IDEAS home Printed from
   My bibliography  Save this article

The medicalization of compulsive buying


  • Lee, Shirley
  • Mysyk, Avis


Compulsive buying has recently been the subject of numerous articles from both consumer research and psychiatric perspectives. Identified by some researchers as a compulsion and by others as an addiction, common solutions to the problem have included drug treatments, participation in self-help groups and cognitive behaviour therapy. The purpose of this article is to examine critically the labelling of compulsive buying in terms of medicalization from the perspective of both medical and non-medical social control of "deviant" consumers. We suggest that the attempt to categorize compulsive buying as an illness represents the ongoing trend to medicalize behavioural problems which may be better understood within the wider context of related phenomena such as the fiscal crisis of the 1980s and 1990s and the consumption-driven economy of North America.

Suggested Citation

  • Lee, Shirley & Mysyk, Avis, 2004. "The medicalization of compulsive buying," Social Science & Medicine, Elsevier, vol. 58(9), pages 1709-1718, May.
  • Handle: RePEc:eee:socmed:v:58:y:2004:i:9:p:1709-1718

    Download full text from publisher

    File URL:
    Download Restriction: Full text for ScienceDirect subscribers only

    As the access to this document is restricted, you may want to search for a different version of it.


    All material on this site has been provided by the respective publishers and authors. You can help correct errors and omissions. When requesting a correction, please mention this item's handle: RePEc:eee:socmed:v:58:y:2004:i:9:p:1709-1718. See general information about how to correct material in RePEc.

    For technical questions regarding this item, or to correct its authors, title, abstract, bibliographic or download information, contact: (Dana Niculescu). General contact details of provider: .

    If you have authored this item and are not yet registered with RePEc, we encourage you to do it here. This allows to link your profile to this item. It also allows you to accept potential citations to this item that we are uncertain about.

    We have no references for this item. You can help adding them by using this form .

    If you know of missing items citing this one, you can help us creating those links by adding the relevant references in the same way as above, for each refering item. If you are a registered author of this item, you may also want to check the "citations" tab in your RePEc Author Service profile, as there may be some citations waiting for confirmation.

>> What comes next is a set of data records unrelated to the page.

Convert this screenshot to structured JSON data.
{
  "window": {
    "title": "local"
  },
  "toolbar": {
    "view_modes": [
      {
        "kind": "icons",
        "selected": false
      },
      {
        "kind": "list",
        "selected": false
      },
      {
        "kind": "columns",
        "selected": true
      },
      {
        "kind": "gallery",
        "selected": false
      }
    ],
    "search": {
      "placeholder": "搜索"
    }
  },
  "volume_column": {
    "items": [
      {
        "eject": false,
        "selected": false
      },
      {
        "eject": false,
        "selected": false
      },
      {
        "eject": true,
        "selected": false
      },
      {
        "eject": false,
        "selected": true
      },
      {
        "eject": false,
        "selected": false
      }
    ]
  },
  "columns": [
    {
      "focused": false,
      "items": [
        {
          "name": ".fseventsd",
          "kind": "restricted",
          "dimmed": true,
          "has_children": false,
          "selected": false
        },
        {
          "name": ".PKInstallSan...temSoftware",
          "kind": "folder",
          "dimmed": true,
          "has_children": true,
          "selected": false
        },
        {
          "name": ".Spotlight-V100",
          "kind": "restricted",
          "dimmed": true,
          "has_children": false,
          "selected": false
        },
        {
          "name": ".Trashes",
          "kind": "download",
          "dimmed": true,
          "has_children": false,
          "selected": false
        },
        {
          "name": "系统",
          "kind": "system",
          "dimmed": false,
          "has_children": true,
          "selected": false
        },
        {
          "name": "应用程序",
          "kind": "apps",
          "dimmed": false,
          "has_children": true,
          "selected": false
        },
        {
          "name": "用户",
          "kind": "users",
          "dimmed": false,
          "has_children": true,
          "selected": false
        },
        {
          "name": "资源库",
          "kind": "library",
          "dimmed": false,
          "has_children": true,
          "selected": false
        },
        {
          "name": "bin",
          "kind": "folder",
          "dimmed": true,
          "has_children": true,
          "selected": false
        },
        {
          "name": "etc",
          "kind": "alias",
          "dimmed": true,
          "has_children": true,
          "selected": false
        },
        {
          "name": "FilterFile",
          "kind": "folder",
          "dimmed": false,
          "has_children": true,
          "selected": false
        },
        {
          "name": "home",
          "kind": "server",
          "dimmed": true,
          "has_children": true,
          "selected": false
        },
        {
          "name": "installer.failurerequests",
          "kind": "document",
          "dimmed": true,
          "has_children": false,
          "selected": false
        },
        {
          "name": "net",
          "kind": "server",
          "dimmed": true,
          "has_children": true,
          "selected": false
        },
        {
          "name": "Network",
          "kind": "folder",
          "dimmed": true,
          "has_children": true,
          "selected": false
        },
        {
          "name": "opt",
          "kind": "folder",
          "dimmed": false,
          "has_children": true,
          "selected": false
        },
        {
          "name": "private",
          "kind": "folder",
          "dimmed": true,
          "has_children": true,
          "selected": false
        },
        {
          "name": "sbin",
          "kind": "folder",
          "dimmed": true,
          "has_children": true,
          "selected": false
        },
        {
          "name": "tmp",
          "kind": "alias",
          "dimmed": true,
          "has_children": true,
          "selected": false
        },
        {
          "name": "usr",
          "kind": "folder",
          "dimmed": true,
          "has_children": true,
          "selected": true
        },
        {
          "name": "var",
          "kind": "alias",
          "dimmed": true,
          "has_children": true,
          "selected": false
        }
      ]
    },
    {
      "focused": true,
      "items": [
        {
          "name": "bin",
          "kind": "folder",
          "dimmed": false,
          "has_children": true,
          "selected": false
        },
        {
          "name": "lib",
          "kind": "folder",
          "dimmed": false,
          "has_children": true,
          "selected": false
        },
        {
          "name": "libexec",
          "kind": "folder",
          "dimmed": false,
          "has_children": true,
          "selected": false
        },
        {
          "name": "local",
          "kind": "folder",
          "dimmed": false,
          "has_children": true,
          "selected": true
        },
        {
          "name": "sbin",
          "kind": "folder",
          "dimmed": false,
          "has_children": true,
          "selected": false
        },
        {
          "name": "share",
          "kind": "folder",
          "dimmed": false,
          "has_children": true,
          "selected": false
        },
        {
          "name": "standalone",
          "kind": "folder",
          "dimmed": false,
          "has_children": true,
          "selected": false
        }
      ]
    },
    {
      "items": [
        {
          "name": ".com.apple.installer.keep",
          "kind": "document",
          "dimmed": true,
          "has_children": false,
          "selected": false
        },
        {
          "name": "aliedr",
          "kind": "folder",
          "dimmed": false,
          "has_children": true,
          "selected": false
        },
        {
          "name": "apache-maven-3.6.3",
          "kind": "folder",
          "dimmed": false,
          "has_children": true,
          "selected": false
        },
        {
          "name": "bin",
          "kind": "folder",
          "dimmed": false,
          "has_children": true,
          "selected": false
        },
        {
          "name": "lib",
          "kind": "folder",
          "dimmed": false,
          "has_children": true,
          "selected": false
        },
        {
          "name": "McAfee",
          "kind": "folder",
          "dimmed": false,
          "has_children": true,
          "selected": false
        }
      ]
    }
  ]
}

    Please note that corrections may take a couple of weeks to filter through the various RePEc services.

    IDEAS is a RePEc service hosted by the Research Division of the Federal Reserve Bank of St. Louis . RePEc uses bibliographic data supplied by the respective publishers.